◆ **Task instructions**
Exactly as they appear, output all of the entries.

◆ **Provided data**
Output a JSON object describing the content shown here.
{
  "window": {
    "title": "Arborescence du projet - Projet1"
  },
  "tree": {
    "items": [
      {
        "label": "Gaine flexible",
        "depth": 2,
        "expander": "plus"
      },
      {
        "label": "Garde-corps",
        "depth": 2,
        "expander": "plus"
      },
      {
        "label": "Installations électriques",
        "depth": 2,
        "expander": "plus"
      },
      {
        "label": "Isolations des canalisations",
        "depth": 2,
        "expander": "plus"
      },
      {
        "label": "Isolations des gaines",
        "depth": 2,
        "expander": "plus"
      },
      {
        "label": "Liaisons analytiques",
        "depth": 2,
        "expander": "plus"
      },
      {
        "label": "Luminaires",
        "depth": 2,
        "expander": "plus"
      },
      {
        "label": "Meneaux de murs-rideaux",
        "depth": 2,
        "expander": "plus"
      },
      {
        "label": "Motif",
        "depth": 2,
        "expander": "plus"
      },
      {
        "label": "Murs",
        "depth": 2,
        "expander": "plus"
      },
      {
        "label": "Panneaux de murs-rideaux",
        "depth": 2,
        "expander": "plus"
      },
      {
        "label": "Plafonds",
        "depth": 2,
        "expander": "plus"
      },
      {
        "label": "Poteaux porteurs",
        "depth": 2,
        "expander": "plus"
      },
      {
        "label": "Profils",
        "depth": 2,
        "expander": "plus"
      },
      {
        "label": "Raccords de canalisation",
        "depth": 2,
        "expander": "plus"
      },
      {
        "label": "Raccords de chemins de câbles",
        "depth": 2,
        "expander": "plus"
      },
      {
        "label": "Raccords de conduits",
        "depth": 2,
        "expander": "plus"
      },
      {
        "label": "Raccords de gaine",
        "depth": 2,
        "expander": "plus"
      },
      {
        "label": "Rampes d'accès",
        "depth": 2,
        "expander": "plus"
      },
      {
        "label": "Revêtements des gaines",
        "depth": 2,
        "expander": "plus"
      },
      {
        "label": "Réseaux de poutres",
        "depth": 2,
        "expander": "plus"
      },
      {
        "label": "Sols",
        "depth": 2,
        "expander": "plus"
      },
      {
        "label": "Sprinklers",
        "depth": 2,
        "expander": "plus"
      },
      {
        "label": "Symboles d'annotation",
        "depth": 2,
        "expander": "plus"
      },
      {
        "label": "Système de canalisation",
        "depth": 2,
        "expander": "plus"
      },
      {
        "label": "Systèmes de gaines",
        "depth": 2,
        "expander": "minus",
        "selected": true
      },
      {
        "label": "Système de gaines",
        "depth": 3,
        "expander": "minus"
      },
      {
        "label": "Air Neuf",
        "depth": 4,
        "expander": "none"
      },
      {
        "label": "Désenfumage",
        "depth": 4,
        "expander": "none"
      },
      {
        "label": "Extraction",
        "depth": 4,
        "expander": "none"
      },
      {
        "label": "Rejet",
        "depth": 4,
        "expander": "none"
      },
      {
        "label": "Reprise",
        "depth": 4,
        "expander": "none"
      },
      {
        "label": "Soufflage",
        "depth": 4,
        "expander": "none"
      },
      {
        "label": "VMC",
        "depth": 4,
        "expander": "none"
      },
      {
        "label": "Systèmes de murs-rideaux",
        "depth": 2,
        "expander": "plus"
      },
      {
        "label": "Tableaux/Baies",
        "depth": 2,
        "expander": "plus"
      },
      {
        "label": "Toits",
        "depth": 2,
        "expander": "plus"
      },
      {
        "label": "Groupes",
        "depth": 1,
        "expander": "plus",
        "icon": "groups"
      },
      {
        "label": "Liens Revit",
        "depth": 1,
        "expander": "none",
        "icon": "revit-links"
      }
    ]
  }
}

◆ **Solution to this exercise**
Output a JSON object describing the content shown here.
{
  "window": {
    "title": "Arborescence du projet - Projet1"
  },
  "tree": {
    "items": [
      {
        "label": "Gaine flexible",
        "depth": 2,
        "expander": "plus"
      },
      {
        "label": "Garde-corps",
        "depth": 2,
        "expander": "plus"
      },
      {
        "label": "Installations électriques",
        "depth": 2,
        "expander": "plus"
      },
      {
        "label": "Isolations des canalisations",
        "depth": 2,
        "expander": "plus"
      },
      {
        "label": "Isolations des gaines",
        "depth": 2,
        "expander": "plus"
      },
      {
        "label": "Liaisons analytiques",
        "depth": 2,
        "expander": "plus"
      },
      {
        "label": "Luminaires",
        "depth": 2,
        "expander": "plus"
      },
      {
        "label": "Meneaux de murs-rideaux",
        "depth": 2,
        "expander": "plus"
      },
      {
        "label": "Motif",
        "depth": 2,
        "expander": "plus"
      },
      {
        "label": "Murs",
        "depth": 2,
        "expander": "plus"
      },
      {
        "label": "Panneaux de murs-rideaux",
        "depth": 2,
        "expander": "plus"
      },
      {
        "label": "Plafonds",
        "depth": 2,
        "expander": "plus"
      },
      {
        "label": "Poteaux porteurs",
        "depth": 2,
        "expander": "plus"
      },
      {
        "label": "Profils",
        "depth": 2,
        "expander": "plus"
      },
      {
        "label": "Raccords de canalisation",
        "depth": 2,
        "expander": "plus"
      },
      {
        "label": "Raccords de chemins de câbles",
        "depth": 2,
        "expander": "plus"
      },
      {
        "label": "Raccords de conduits",
        "depth": 2,
        "expander": "plus"
      },
      {
        "label": "Raccords de gaine",
        "depth": 2,
        "expander": "plus"
      },
      {
        "label": "Rampes d'accès",
        "depth": 2,
        "expander": "plus"
      },
      {
        "label": "Revêtements des gaines",
        "depth": 2,
        "expander": "plus"
      },
      {
        "label": "Réseaux de poutres",
        "depth": 2,
        "expander": "plus"
      },
      {
        "label": "Sols",
        "depth": 2,
        "expander": "plus"
      },
      {
        "label": "Sprinklers",
        "depth": 2,
        "expander": "plus"
      },
      {
        "label": "Symboles d'annotation",
        "depth": 2,
        "expander": "plus"
      },
      {
        "label": "Système de canalisation",
        "depth": 2,
        "expander": "plus"
      },
      {
        "label": "Systèmes de gaines",
        "depth": 2,
        "expander": "minus",
        "selected": true
      },
      {
        "label": "Système de gaines",
        "depth": 3,
        "expander": "minus"
      },
      {
        "label": "Air Neuf",
        "depth": 4,
        "expander": "none"
      },
      {
        "label": "Désenfumage",
        "depth": 4,
        "expander": "none"
      },
      {
        "label": "Extraction",
        "depth": 4,
        "expander": "none"
      },
      {
        "label": "Rejet",
        "depth": 4,
        "expander": "none"
      },
      {
        "label": "Reprise",
        "depth": 4,
        "expander": "none"
      },
      {
        "label": "Soufflage",
        "depth": 4,
        "expander": "none"
      },
      {
        "label": "VMC",
        "depth": 4,
        "expander": "none"
      },
      {
        "label": "Systèmes de murs-rideaux",
        "depth": 2,
        "expander": "plus"
      },
      {
        "label": "Tableaux/Baies",
        "depth": 2,
        "expander": "plus"
      },
      {
        "label": "Toits",
        "depth": 2,
        "expander": "plus"
      },
      {
        "label": "Groupes",
        "depth": 1,
        "expander": "plus",
        "icon": "groups"
      },
      {
        "label": "Liens Revit",
        "depth": 1,
        "expander": "none",
        "icon": "revit-links"
      }
    ]
  }
}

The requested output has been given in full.